W3C home > Mailing lists > Public > public-rule-workshop-discuss@w3.org > July 2005

Re: car color defaults: a story about Scoped Negation As Failure/log:notIncludes

From: Michael Kifer <kifer@cs.sunysb.edu>
Date: Thu, 07 Jul 2005 18:28:34 -0400
To: "Gerd Wagner" <wagnerg@tu-cottbus.de>
Cc: "'Dan Connolly'" <connolly@w3.org>, public-rule-workshop-discuss@w3.org
Message-Id: <20050707222834.92C36CB5D3@kiferserv.kiferhome.com>

> > In fact, every use of default negation *always* had a clear 
> > scope and I am not aware of anyone who (thoughtfully) advocated 
> > default negation and imagined otherwise.
> I guess Dan and others are concerned about making the
> scope explicit in the object language.

Absolutely. It can't be reasonably dealt with without giving the scope in
one way or another.

> This is indeed an option that is not supported by traditional formal LP
> languages (although it is supported by Prolog's metaprogramming
> capabilities).

You can say that Prolog supports this, although in a rudimentary way.
Predicates belong to modules explicitly, and when you are negating them you
are closing off with respect to an explicit scope.

Some prologs are better than others in this respect.

What is missing is open-endedness: the ability to associate modules with
different data sources, to query over different modules, etc.

> But you (Michael) say 
> that FLORA-2 supports making the scope explicit, right? 
> Maybe you can give us an example how this looks like 
> in FLORA-2 and what it means in the underlying formal
> semantics? 

FLORA-2 has the concept of modules, which identify various pieces of the
knowledge base. Modules are dynamic - their contents can come from
anywhere, e.g., a web site.

When you call a literal (positive or negative), you have to specify the
module in which the definition of the literal exists. (If you don't
specify, then the module is the same as the caller module.)

One simple way to give this semantics is to assume that predicates in
the heads of the rules in any given module have some prefix that is unique
to that module. This disambiguates the predicates that have the same name,
but are defined in different modules.
A direct model-theoretic semantics is also easy to give.

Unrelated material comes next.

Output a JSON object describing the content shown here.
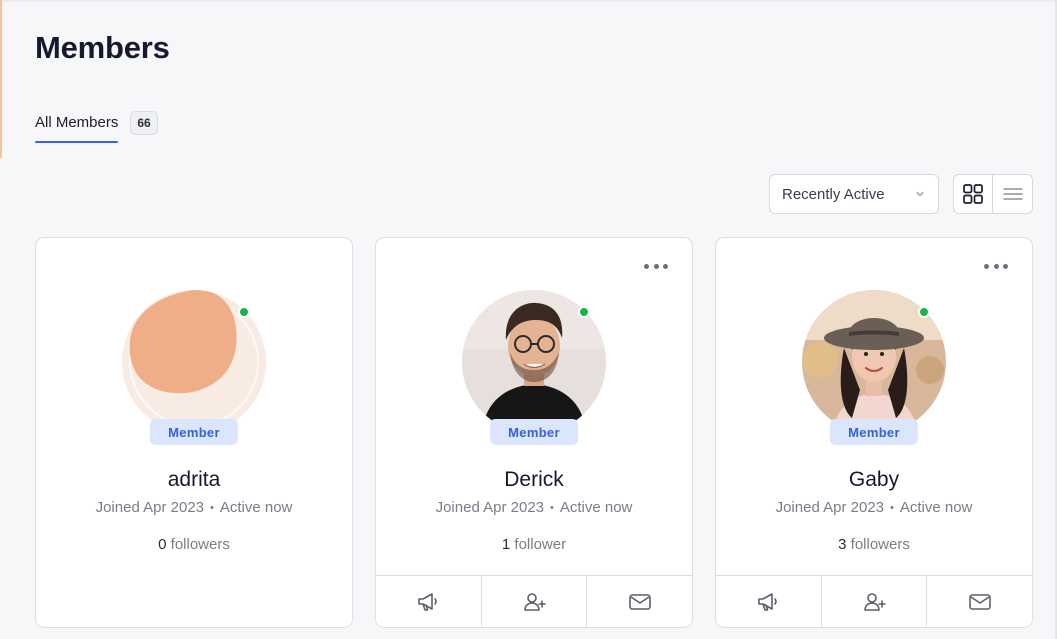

Now, when you have something like  "not foo@bar" in the body of a rule,
it is true/false iff foo is false/true according to the KB specified in
the module bar.

So, the scope of the definition of every literal, positive or negative, is
explicit.  You can also leave the module to be a variable. In this case,
you are asking an open question. But this is not allowed for negative

Note that a similar mechanism exists in Triple, although they don't have
negation as far as I know and modules are rigidly defined there. I think
Ontobroker now also has (or is about to have) the same thing.

This mechanism is very general (both in FLORA-2 and Triple), although it
may need to be extended for the Web rules language. E.g., hierarchies of
modules. Triple already supports a simple algebra of modules (again, for
positive literals only). I am not yet sold on that idea, but these are just
details in the big schema of things.

> > Finally, I would like to say once again that the term 
> > "negation as failure" is bad and misleading. 
> > Traditionally, negation as failure meant the
> > particular strategy used in Prolog. NAF is just one 
> > of the known forms of default negation.
> Why should the term "default negation" be better and 
> less misleading than the term "negation as failure"?

It is better because it doesn't identify a specific and well-defined 
concept (the NAF), which exists for over 30 years now, with a class of
concepts (which include NAF, WFS, stable models, etc.; the K operator in DL
extensions can also be said to belong here).

Perhaps a different and better term could be invented, but anything is
better than NAF.

> I think the latter says more about the meaning of NAF
> than the former.

No it doesn't. NAF is adequately describing the original NAF concept (as in
Prolog). It doesn't describe what is happening in case of WFS or stable models.
With (the original) NAF, there is an inference rule, SLD, which is being
tried, and failure to prove according to this procedure is interpreted as

With WFS and SM, there is no proof procedure of any kind.
Both of these are model-theoretic concepts -- not proof-theoretic -- concepts.
The alternating fixpoint can hardly be called "an inference rule," and
stable models are even further away in this dimension. (OK, there is also
SLG for WFS, but even that is hard to call "an inference rule.")


> -Gerd
Received on Thursday, 7 July 2005 22:28:43 GMT

This archive was generated by hypermail 2.2.0+W3C-0.50 : Tuesday, 8 January 2008 14:16:21 GMT